▶ _Required work_
Line by line, reproduce the material below exactly.

......

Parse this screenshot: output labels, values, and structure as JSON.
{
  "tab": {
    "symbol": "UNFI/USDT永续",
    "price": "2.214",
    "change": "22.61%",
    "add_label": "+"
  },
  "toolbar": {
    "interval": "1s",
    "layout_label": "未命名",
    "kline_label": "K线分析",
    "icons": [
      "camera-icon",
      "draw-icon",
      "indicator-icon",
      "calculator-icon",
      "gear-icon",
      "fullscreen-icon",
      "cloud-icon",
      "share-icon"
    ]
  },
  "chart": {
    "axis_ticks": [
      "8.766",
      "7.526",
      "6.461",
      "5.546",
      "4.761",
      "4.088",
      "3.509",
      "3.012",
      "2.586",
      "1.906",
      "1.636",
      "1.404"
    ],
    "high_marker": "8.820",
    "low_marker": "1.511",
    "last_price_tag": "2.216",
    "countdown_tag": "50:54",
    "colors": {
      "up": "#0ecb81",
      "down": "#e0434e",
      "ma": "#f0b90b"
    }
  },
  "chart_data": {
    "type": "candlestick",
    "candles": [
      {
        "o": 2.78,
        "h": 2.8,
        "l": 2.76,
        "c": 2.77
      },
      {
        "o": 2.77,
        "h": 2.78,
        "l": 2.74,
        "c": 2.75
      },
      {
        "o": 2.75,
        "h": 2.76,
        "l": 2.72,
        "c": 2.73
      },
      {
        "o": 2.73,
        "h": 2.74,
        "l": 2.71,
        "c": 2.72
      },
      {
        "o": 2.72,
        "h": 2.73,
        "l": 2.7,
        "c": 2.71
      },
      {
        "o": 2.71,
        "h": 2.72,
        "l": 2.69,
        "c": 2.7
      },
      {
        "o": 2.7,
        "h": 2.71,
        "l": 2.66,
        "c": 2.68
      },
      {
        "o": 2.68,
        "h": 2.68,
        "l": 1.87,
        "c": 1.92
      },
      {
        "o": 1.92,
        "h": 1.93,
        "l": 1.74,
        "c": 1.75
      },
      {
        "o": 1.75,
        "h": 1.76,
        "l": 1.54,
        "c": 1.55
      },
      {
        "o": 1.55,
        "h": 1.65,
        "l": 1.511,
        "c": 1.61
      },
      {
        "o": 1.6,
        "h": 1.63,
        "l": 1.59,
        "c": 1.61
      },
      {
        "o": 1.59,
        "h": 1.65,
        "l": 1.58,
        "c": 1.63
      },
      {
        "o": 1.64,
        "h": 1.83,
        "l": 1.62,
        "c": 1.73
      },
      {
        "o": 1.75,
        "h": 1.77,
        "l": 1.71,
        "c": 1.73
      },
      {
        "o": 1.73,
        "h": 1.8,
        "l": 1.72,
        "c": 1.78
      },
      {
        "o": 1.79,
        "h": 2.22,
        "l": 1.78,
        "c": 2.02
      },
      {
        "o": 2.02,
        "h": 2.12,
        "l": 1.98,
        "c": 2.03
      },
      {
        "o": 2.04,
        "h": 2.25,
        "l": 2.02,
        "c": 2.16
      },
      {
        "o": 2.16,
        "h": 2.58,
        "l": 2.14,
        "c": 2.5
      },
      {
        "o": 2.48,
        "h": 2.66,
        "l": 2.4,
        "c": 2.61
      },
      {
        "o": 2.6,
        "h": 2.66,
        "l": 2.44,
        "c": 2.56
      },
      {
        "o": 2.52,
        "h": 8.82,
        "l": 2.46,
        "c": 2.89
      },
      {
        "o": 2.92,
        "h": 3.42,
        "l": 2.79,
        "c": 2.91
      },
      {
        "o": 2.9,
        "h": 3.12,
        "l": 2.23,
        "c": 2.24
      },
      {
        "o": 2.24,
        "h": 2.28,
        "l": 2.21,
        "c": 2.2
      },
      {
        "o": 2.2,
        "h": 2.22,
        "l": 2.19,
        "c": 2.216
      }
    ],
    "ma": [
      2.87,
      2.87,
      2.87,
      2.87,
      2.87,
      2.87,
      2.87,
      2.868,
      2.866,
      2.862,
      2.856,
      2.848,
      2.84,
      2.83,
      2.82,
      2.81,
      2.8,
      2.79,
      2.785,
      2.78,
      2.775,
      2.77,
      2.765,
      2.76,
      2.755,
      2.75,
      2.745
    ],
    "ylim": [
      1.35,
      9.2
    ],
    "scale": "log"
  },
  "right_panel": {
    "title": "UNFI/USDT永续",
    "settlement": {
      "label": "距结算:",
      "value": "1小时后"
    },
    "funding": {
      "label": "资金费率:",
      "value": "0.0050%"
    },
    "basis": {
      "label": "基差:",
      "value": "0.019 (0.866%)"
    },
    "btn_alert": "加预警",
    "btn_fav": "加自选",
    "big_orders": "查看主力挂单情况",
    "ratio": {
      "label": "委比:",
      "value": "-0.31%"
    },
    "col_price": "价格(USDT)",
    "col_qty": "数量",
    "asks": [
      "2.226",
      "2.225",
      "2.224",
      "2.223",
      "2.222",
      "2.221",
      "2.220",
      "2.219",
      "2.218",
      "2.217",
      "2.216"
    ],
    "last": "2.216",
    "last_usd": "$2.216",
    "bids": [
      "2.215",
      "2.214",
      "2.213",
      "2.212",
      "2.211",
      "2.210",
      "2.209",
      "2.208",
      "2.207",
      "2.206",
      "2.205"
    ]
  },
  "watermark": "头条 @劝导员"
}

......

▶ _Solution to the exercise_
Parse this screenshot: output labels, values, and structure as JSON.
{
  "tab": {
    "symbol": "UNFI/USDT永续",
    "price": "2.214",
    "change": "22.61%",
    "add_label": "+"
  },
  "toolbar": {
    "interval": "1s",
    "layout_label": "未命名",
    "kline_label": "K线分析",
    "icons": [
      "camera-icon",
      "draw-icon",
      "indicator-icon",
      "calculator-icon",
      "gear-icon",
      "fullscreen-icon",
      "cloud-icon",
      "share-icon"
    ]
  },
  "chart": {
    "axis_ticks": [
      "8.766",
      "7.526",
      "6.461",
      "5.546",
      "4.761",
      "4.088",
      "3.509",
      "3.012",
      "2.586",
      "1.906",
      "1.636",
      "1.404"
    ],
    "high_marker": "8.820",
    "low_marker": "1.511",
    "last_price_tag": "2.216",
    "countdown_tag": "50:54",
    "colors": {
      "up": "#0ecb81",
      "down": "#e0434e",
      "ma": "#f0b90b"
    }
  },
  "chart_data": {
    "type": "candlestick",
    "candles": [
      {
        "o": 2.78,
        "h": 2.8,
        "l": 2.76,
        "c": 2.77
      },
      {
        "o": 2.77,
        "h": 2.78,
        "l": 2.74,
        "c": 2.75
      },
      {
        "o": 2.75,
        "h": 2.76,
        "l": 2.72,
        "c": 2.73
      },
      {
        "o": 2.73,
        "h": 2.74,
        "l": 2.71,
        "c": 2.72
      },
      {
        "o": 2.72,
        "h": 2.73,
        "l": 2.7,
        "c": 2.71
      },
      {
        "o": 2.71,
        "h": 2.72,
        "l": 2.69,
        "c": 2.7
      },
      {
        "o": 2.7,
        "h": 2.71,
        "l": 2.66,
        "c": 2.68
      },
      {
        "o": 2.68,
        "h": 2.68,
        "l": 1.87,
        "c": 1.92
      },
      {
        "o": 1.92,
        "h": 1.93,
        "l": 1.74,
        "c": 1.75
      },
      {
        "o": 1.75,
        "h": 1.76,
        "l": 1.54,
        "c": 1.55
      },
      {
        "o": 1.55,
        "h": 1.65,
        "l": 1.511,
        "c": 1.61
      },
      {
        "o": 1.6,
        "h": 1.63,
        "l": 1.59,
        "c": 1.61
      },
      {
        "o": 1.59,
        "h": 1.65,
        "l": 1.58,
        "c": 1.63
      },
      {
        "o": 1.64,
        "h": 1.83,
        "l": 1.62,
        "c": 1.73
      },
      {
        "o": 1.75,
        "h": 1.77,
        "l": 1.71,
        "c": 1.73
      },
      {
        "o": 1.73,
        "h": 1.8,
        "l": 1.72,
        "c": 1.78
      },
      {
        "o": 1.79,
        "h": 2.22,
        "l": 1.78,
        "c": 2.02
      },
      {
        "o": 2.02,
        "h": 2.12,
        "l": 1.98,
        "c": 2.03
      },
      {
        "o": 2.04,
        "h": 2.25,
        "l": 2.02,
        "c": 2.16
      },
      {
        "o": 2.16,
        "h": 2.58,
        "l": 2.14,
        "c": 2.5
      },
      {
        "o": 2.48,
        "h": 2.66,
        "l": 2.4,
        "c": 2.61
      },
      {
        "o": 2.6,
        "h": 2.66,
        "l": 2.44,
        "c": 2.56
      },
      {
        "o": 2.52,
        "h": 8.82,
        "l": 2.46,
        "c": 2.89
      },
      {
        "o": 2.92,
        "h": 3.42,
        "l": 2.79,
        "c": 2.91
      },
      {
        "o": 2.9,
        "h": 3.12,
        "l": 2.23,
        "c": 2.24
      },
      {
        "o": 2.24,
        "h": 2.28,
        "l": 2.21,
        "c": 2.2
      },
      {
        "o": 2.2,
        "h": 2.22,
        "l": 2.19,
        "c": 2.216
      }
    ],
    "ma": [
      2.87,
      2.87,
      2.87,
      2.87,
      2.87,
      2.87,
      2.87,
      2.868,
      2.866,
      2.862,
      2.856,
      2.848,
      2.84,
      2.83,
      2.82,
      2.81,
      2.8,
      2.79,
      2.785,
      2.78,
      2.775,
      2.77,
      2.765,
      2.76,
      2.755,
      2.75,
      2.745
    ],
    "ylim": [
      1.35,
      9.2
    ],
    "scale": "log"
  },
  "right_panel": {
    "title": "UNFI/USDT永续",
    "settlement": {
      "label": "距结算:",
      "value": "1小时后"
    },
    "funding": {
      "label": "资金费率:",
      "value": "0.0050%"
    },
    "basis": {
      "label": "基差:",
      "value": "0.019 (0.866%)"
    },
    "btn_alert": "加预警",
    "btn_fav": "加自选",
    "big_orders": "查看主力挂单情况",
    "ratio": {
      "label": "委比:",
      "value": "-0.31%"
    },
    "col_price": "价格(USDT)",
    "col_qty": "数量",
    "asks": [
      "2.226",
      "2.225",
      "2.224",
      "2.223",
      "2.222",
      "2.221",
      "2.220",
      "2.219",
      "2.218",
      "2.217",
      "2.216"
    ],
    "last": "2.216",
    "last_usd": "$2.216",
    "bids": [
      "2.215",
      "2.214",
      "2.213",
      "2.212",
      "2.211",
      "2.210",
      "2.209",
      "2.208",
      "2.207",
      "2.206",
      "2.205"
    ]
  },
  "watermark": "头条 @劝导员"
}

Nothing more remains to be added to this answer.